Entries shown:
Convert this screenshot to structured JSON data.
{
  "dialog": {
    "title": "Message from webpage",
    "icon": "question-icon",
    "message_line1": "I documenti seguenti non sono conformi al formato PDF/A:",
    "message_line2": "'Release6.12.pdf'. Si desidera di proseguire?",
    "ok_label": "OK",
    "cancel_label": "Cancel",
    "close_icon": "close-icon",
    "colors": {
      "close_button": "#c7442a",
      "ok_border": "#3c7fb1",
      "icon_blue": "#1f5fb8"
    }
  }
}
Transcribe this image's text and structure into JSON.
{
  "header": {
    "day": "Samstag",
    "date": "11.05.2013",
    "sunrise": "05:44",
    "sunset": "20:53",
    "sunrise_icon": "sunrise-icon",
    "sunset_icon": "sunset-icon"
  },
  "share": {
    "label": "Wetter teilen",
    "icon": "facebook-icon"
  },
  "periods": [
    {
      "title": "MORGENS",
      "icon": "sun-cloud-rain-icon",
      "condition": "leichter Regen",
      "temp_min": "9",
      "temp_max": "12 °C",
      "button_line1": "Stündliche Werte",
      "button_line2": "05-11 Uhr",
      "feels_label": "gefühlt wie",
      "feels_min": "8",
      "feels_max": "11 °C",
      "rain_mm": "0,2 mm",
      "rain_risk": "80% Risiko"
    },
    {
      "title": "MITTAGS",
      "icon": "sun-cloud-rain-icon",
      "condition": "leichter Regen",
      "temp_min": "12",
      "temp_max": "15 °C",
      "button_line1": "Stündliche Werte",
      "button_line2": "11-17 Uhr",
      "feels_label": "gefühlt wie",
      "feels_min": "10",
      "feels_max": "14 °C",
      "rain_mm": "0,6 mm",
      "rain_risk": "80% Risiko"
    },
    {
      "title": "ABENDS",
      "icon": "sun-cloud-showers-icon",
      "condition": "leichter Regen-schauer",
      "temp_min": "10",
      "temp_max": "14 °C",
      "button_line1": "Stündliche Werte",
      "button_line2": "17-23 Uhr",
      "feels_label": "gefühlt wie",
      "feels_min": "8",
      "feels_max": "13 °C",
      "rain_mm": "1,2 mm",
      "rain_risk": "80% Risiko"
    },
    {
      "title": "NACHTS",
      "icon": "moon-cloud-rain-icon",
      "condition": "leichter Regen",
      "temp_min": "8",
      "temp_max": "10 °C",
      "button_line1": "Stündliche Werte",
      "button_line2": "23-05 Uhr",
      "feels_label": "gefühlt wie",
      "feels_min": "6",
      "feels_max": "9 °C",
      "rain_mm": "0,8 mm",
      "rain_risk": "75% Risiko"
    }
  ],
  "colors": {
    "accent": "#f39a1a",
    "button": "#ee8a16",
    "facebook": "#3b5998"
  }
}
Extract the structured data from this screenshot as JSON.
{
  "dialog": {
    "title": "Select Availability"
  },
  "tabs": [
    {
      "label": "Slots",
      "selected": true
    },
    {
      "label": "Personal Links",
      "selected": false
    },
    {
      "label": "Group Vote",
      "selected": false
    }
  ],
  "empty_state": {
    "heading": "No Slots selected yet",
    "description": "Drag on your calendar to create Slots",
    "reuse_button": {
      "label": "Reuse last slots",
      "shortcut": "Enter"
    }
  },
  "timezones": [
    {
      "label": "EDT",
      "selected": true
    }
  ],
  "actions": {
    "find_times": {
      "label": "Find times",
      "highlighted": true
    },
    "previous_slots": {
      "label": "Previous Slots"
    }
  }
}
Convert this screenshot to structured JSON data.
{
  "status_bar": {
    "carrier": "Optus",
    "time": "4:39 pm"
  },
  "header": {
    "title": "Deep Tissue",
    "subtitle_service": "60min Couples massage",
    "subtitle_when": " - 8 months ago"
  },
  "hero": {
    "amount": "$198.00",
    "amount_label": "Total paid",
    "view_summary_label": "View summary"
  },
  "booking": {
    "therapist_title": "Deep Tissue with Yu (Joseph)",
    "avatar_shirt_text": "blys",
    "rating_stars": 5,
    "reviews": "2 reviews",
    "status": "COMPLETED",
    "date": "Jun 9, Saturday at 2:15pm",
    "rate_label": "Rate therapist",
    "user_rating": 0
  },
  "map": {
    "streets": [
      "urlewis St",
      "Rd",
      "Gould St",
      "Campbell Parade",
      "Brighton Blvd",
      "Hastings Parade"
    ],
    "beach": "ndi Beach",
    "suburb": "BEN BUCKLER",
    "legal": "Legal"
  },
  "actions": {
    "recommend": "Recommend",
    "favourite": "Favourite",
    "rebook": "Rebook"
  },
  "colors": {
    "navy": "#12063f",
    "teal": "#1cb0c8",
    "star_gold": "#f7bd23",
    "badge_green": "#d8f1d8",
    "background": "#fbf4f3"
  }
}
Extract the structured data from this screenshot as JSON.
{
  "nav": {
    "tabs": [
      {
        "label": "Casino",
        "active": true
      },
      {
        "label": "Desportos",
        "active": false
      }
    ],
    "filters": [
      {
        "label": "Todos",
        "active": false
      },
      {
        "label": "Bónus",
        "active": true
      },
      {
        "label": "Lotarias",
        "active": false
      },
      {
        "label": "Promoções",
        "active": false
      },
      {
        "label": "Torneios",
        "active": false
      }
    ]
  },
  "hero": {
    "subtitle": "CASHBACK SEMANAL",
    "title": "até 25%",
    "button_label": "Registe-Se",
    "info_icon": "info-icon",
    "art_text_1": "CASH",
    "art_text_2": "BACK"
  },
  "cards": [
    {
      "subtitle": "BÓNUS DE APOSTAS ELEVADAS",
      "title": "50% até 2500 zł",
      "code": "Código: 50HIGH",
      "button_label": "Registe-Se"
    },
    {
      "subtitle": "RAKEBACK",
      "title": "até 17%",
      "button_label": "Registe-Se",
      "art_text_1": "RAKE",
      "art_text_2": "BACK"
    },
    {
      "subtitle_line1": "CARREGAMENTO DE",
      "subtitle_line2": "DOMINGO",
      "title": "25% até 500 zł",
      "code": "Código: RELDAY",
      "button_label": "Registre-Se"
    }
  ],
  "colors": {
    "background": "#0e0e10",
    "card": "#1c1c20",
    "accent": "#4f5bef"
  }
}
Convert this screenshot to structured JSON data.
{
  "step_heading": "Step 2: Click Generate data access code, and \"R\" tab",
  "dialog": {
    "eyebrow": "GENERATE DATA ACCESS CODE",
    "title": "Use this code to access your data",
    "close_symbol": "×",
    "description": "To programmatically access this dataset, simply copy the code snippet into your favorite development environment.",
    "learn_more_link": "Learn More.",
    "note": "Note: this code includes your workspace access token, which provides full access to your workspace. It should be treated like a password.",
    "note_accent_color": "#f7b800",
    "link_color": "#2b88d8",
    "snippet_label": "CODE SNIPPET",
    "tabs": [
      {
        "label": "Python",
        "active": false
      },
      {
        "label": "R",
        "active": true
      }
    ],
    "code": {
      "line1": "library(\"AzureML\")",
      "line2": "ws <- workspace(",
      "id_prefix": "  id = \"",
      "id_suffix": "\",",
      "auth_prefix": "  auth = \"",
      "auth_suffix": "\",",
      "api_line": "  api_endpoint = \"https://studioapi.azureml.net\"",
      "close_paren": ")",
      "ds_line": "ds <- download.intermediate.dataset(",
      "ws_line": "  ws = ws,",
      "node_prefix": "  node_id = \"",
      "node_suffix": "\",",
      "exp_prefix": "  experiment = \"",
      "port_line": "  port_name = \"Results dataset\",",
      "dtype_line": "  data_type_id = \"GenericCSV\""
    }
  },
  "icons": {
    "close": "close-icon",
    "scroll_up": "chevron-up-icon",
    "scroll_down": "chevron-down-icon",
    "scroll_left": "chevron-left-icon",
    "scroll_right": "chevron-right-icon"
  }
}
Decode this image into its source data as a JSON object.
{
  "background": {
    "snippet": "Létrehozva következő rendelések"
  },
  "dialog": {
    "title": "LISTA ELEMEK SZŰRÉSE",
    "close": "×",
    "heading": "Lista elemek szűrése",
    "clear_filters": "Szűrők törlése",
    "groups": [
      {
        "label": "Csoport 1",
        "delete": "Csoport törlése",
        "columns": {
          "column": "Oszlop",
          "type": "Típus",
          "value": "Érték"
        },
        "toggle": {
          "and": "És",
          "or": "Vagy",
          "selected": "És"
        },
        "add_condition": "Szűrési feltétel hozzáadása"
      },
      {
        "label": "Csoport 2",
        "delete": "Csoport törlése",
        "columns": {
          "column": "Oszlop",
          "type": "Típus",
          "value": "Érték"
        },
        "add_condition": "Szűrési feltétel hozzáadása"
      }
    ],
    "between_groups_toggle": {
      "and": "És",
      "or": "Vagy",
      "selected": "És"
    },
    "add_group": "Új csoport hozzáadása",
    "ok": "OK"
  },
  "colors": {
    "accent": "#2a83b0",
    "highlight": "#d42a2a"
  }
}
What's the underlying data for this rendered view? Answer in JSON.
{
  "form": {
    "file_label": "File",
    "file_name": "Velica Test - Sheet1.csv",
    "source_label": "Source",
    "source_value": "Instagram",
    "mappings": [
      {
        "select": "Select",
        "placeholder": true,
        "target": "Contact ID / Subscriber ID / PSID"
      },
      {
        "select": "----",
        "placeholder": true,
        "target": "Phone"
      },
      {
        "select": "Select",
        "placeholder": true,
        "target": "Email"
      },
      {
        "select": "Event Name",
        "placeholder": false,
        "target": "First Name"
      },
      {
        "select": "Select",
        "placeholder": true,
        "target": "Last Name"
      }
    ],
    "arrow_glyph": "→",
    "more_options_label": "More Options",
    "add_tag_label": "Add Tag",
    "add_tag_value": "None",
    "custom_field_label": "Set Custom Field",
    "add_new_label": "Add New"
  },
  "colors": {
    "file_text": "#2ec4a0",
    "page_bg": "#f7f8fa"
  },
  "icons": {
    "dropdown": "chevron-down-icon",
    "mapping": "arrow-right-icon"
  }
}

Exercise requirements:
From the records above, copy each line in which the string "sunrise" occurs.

Response for this exercise:
    "sunrise": "05:44",
    "sunrise_icon": "sunrise-icon",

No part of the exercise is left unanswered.